"Ostracus recommends a Christian Science Monitor piece on the 40-year quest
to find a replacement for non-biodegradable plastic. One candidate, written
off 20 years back but now developed to the point of practicality, is a
formulation based on the lignin found in wood. And it turns out there is
another strong environmental reason to put lignin to use in this way:
burning it, which is its common fate today, releases the carbon dioxide that
trees had sequestered. "Almost 40 years ago, American scientists took their
first steps in a quest to break the world's dependence on plastics. But in
those four decades, plastic products have become so cheap and durable that
not even the forces of nature seem able to stop them. A soupy expanse of
plastic waste — too tough for bacteria to break down — now covers an

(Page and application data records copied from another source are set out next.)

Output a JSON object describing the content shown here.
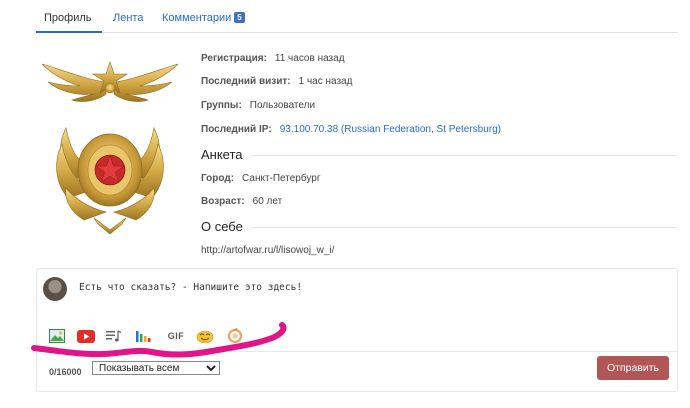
{
  "tabs": [
    {
      "label": "Профиль",
      "active": true
    },
    {
      "label": "Лента",
      "active": false
    },
    {
      "label": "Комментарии",
      "active": false,
      "badge": "5"
    }
  ],
  "profile": {
    "registration": {
      "label": "Регистрация:",
      "value": "11 часов назад"
    },
    "last_visit": {
      "label": "Последний визит:",
      "value": "1 час назад"
    },
    "groups": {
      "label": "Группы:",
      "value": "Пользователи"
    },
    "last_ip": {
      "label": "Последний IP:",
      "value": "93.100.70.38 (Russian Federation, St Petersburg)"
    }
  },
  "questionnaire": {
    "title": "Анкета",
    "city": {
      "label": "Город:",
      "value": "Санкт-Петербург"
    },
    "age": {
      "label": "Возраст:",
      "value": "60 лет"
    }
  },
  "about": {
    "title": "О себе",
    "text": "http://artofwar.ru/l/lisowoj_w_i/"
  },
  "composer": {
    "prompt": "Есть что сказать? - Напишите это здесь!",
    "toolbar_icons": [
      "image-icon",
      "youtube-icon",
      "music-playlist-icon",
      "chart-bars-icon",
      "gif-icon",
      "emoji-icon",
      "sticker-icon"
    ],
    "gif_label": "GIF",
    "counter": "0/16000",
    "visibility_selected": "Показывать всем",
    "submit_label": "Отправить"
  },
  "colors": {
    "link": "#2a6cc8",
    "badge": "#3f6fc4",
    "submit": "#b05656",
    "annotation": "#e0158a"
  }
}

estimated 1 million square miles of the Pacific Ocean. ...[R]esearchers
started hunting for a substitute for plastic's main ingredient, petroleum.
They wanted something renewable, biodegradable, and abundant enough to be

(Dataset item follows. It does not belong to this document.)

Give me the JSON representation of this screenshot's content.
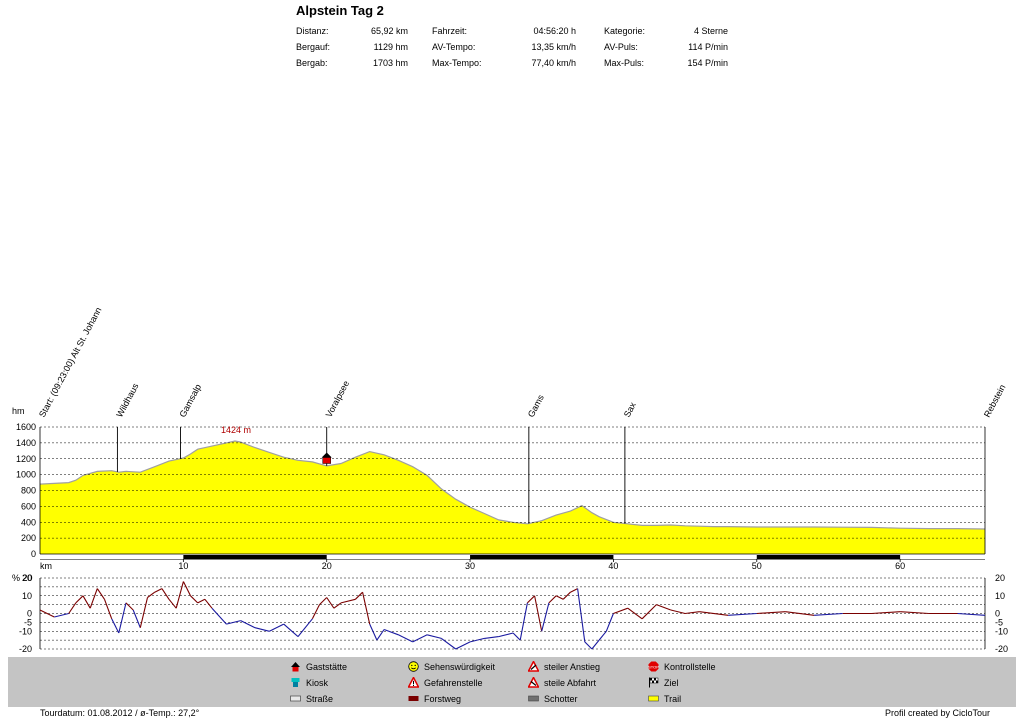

From the article:
"This past holiday season, nativity figurines made from Tecnaro’s “liquid
wood” raised eyebrows among the bioplastic community. Sold as Arboform, the
tough mixture is chock full of lignin – sometimes more than 50 percent,
compared with the 30 percent threshold where many researchers would max out.
The rest is fiber from wood, flax, or hemp, as well as a few additives.
Raw Arboform consists of dark brown pebble-sized pellets. It is processed
using the same equipment used to make conventional plastic. The granules are
dropped into a barrel and heated until they melt. Then the contents are
highly pressurized and forced into a rigid mold – that of a figurine,
perhaps. As the liquid cools, Arboform actually conforms better than most
plastics to the boundaries of complex molds, says Benjamin Porter, a
researcher with Tecnaro. The 10-year-old, 10-person operation based in
Ilsfeld, Germany, is very secretive about its liquid-wood formula – so
proprietary that Dr. Sarkanen is a little skeptical. In 2001, his lab
patented a simpler lignin-based plastic, one that lacks the secret
combination of additives in Arboform."
So, it's proprietary. But it's possible. :-)